Lastly, Sapolsky proceeds—and this is the most interesting bit—to address temporal lobe epilepsy, which produces perhaps one seizure lasting 30 seconds or so every six months. It results in hypergraphia (excessive writing) and the development of a terrific interest in philosophical and religious matters, even in those who expressed no interest in those things before.
It doesn’t, he quickly points out, make people religious. But it focuses their attention and interest on the subject, even if only in a highly academic sense. (He talks about a young boy with temporal lobe seizures who claimed not to be religious but, when asked why, gave an hour-long disquisition on problems and inconsistencies in the Bible, Bertrand Russell, etc.
He hilariously accuses St. Paul of having this. All those letters to the Corinthians!
This is the most interesting and compelling example of a neurological basis, not for specifically religious or “metamagical” thinking, but for a particular philosophical bent that can be switched on (and can perhaps be switched off). I don’t know what to think about it. It’s really intriguing.

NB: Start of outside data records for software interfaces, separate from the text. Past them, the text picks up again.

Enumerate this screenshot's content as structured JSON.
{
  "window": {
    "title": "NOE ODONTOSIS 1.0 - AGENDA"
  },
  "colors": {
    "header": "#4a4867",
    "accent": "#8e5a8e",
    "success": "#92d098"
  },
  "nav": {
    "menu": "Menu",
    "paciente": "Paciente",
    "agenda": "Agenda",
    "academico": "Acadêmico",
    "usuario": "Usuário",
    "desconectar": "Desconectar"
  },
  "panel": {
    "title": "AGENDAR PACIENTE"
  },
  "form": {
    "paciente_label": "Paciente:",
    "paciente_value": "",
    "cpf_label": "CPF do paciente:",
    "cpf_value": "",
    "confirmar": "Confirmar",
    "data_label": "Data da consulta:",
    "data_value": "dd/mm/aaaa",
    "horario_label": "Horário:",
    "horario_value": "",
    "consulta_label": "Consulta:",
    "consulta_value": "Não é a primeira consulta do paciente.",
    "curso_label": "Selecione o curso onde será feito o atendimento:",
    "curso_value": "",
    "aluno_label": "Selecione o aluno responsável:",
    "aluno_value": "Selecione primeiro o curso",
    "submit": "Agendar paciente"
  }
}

And it doesn’t have the same set of logical problems that the rest of his discussion (which I quite enjoyed) does.
On a slightly more personal note, it gave me lots of food for thought re: the appeal the Firecrackers feel for the schizotypal, if not the downright schizophrenic.